One viable and overlooked option is moving Barrantes back to CB, and starting Esteban Rodriguez in midfield. Four years Barrantes’ junior, Rodriguez is capable of covering far more ground in transition. His passing spectrum isn’t half of Barrantes’, but that is mitigated with Torres alongside him in midfield.
Regardless of where he starts, Barrantes is the engine that makes Saprissa go. At 36, he doesn’t have many title runs left in him. It’s vital that he makes the most of this one.
Battle to Watch
Jose Salvatierra is going to have a long series.
As if battling Johan Venegas wasn’t daunting enough a task, it’s the resurgence of Byron Bonilla that’s sure to cause him fits.
The Nicaraguan winger has really come into form as of late. He was a catalyst in the first leg of the semifinals against Cartagines. Shortly after coming on, Bonilla contributed to two goals in seven minutes. He predominantly features down the left side of Saprissa’s attack, but isn’t likely to start.
Centeno prefers to bring him on as a change of pace.
With tired legs, that’s the last thing Salvatierra wants to deal with. If he can successfully burden the load, however, Alajuelense wins a significant battle.
Alajuelense is in better form, but Saprissa is the better team.
Besides, form is fallacy.
The first leg should tilt in Alajuelense’s favor, but Saprissa will get the away goal it needs. You don’t average almost two goals per game over the course of a season (1.8) and suddenly go dry.
The return leg being played at Estadio Ricardo Saprissa carries significant weight as well.
El Monstruo only lost one game at home all season. Ironically enough, it was last Wednesday—a 2-3 loss to Cartagines. Toss that aside. You can afford to not care when you start the match up 4-0 on aggregate.
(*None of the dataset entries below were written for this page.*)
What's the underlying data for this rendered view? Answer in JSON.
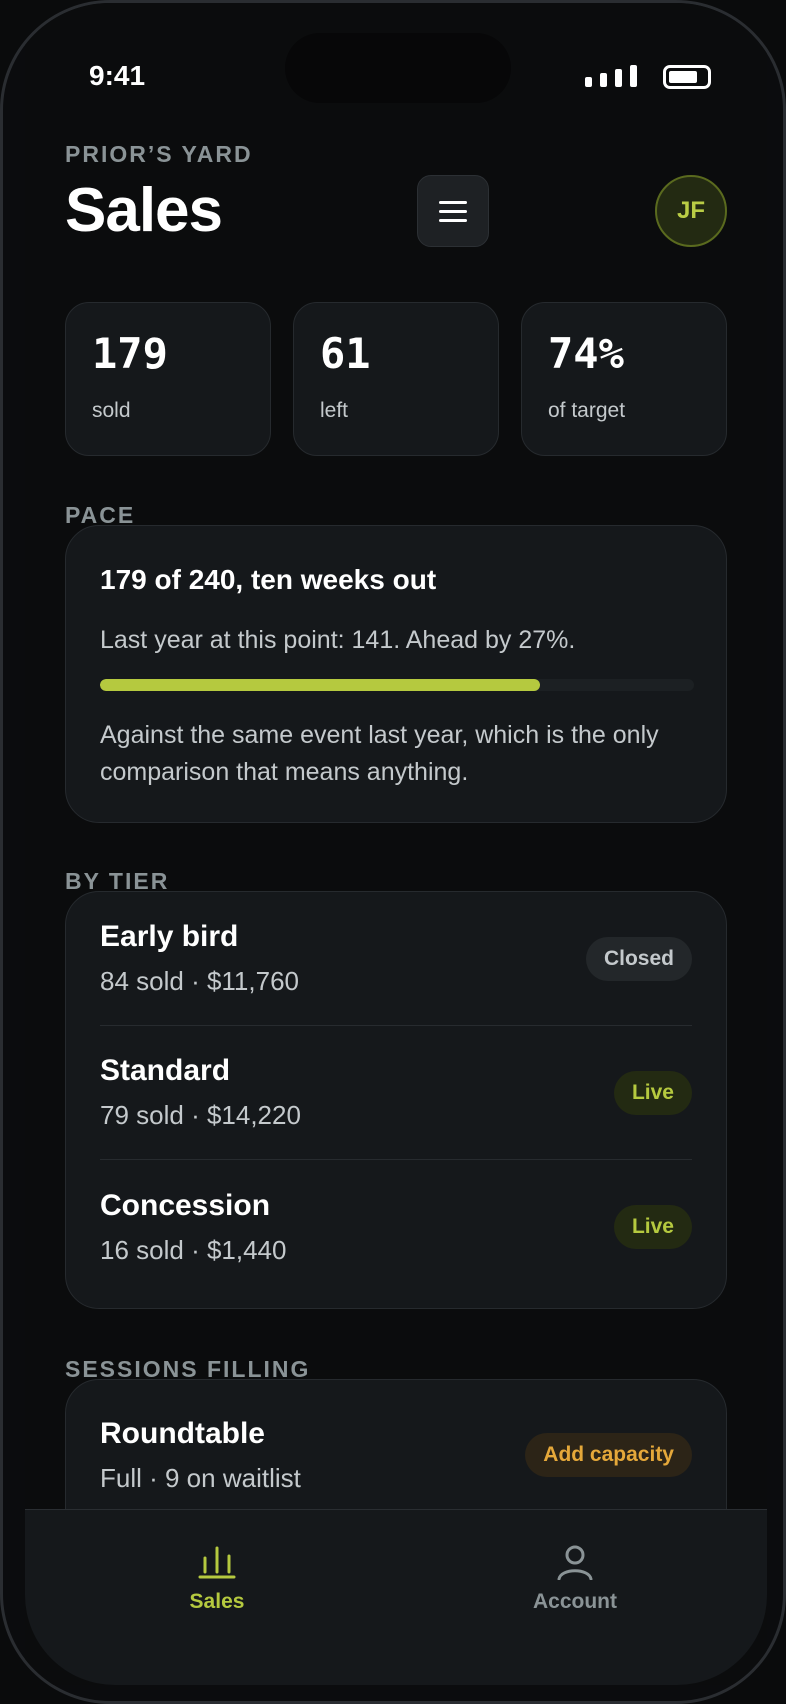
{
  "status_bar": {
    "time": "9:41"
  },
  "header": {
    "eyebrow": "PRIOR’S YARD",
    "title": "Sales",
    "avatar_initials": "JF"
  },
  "stats": [
    {
      "value": "179",
      "label": "sold"
    },
    {
      "value": "61",
      "label": "left"
    },
    {
      "value": "74%",
      "label": "of target"
    }
  ],
  "pace": {
    "section_label": "PACE",
    "headline": "179 of 240, ten weeks out",
    "subline": "Last year at this point: 141. Ahead by 27%.",
    "progress_fraction": 0.74,
    "note": "Against the same event last year, which is the only comparison that means anything."
  },
  "tiers": {
    "section_label": "BY TIER",
    "items": [
      {
        "name": "Early bird",
        "meta": "84 sold · $11,760",
        "status": "Closed"
      },
      {
        "name": "Standard",
        "meta": "79 sold · $14,220",
        "status": "Live"
      },
      {
        "name": "Concession",
        "meta": "16 sold · $1,440",
        "status": "Live"
      }
    ]
  },
  "sessions": {
    "section_label": "SESSIONS FILLING",
    "items": [
      {
        "name": "Roundtable",
        "meta": "Full · 9 on waitlist",
        "action": "Add capacity"
      }
    ]
  },
  "tabbar": {
    "tabs": [
      {
        "label": "Sales",
        "icon": "bar-chart-icon",
        "active": true
      },
      {
        "label": "Account",
        "icon": "person-icon",
        "active": false
      }
    ]
  },
  "colors": {
    "accent": "#b5c93f",
    "warning": "#e5a83a",
    "background": "#0b0c0d",
    "card": "#15181b"
  }
}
Saprissa will care come Monday. No. 35 gets lifted in La Cueva.
First Leg: Alajuelense 1-1 Saprissa
Second Leg: Saprissa 1-0 Alajuelense